#### What the exercise asks
Filter the entries below, keeping only lines with the word "icon".

#### Data to use
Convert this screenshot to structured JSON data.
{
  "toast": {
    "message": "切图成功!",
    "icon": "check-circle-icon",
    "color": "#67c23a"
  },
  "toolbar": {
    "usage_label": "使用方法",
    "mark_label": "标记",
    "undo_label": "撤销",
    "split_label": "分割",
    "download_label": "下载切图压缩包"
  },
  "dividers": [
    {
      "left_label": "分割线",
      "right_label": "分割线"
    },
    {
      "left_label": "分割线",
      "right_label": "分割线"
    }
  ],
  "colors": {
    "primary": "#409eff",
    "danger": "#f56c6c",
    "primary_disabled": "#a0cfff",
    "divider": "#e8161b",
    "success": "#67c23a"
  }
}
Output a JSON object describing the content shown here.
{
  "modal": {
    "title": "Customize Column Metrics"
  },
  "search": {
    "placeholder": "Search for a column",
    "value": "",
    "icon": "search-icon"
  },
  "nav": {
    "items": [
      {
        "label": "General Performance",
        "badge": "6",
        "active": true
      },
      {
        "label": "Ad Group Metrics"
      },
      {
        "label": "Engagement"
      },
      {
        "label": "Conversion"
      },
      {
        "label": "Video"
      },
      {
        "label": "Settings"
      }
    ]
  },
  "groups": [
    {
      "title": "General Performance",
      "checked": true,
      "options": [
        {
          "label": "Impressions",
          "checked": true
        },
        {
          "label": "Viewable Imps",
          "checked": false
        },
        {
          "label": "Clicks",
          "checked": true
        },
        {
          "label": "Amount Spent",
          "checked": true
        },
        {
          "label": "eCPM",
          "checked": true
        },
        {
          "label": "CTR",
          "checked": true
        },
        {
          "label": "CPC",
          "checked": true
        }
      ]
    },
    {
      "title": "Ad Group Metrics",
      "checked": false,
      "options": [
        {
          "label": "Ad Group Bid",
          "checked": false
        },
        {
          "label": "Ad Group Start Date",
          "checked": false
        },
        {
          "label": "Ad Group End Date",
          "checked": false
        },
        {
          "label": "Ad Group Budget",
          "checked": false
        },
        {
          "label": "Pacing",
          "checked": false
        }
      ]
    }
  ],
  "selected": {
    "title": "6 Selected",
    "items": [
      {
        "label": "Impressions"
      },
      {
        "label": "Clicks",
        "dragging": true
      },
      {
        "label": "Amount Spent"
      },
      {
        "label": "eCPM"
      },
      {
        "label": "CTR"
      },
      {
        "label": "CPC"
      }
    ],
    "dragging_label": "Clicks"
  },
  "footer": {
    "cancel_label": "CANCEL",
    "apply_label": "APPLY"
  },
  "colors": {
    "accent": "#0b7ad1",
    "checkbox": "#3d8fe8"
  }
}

#### Exercise result
    "icon": "check-circle-icon",
    "icon": "search-icon"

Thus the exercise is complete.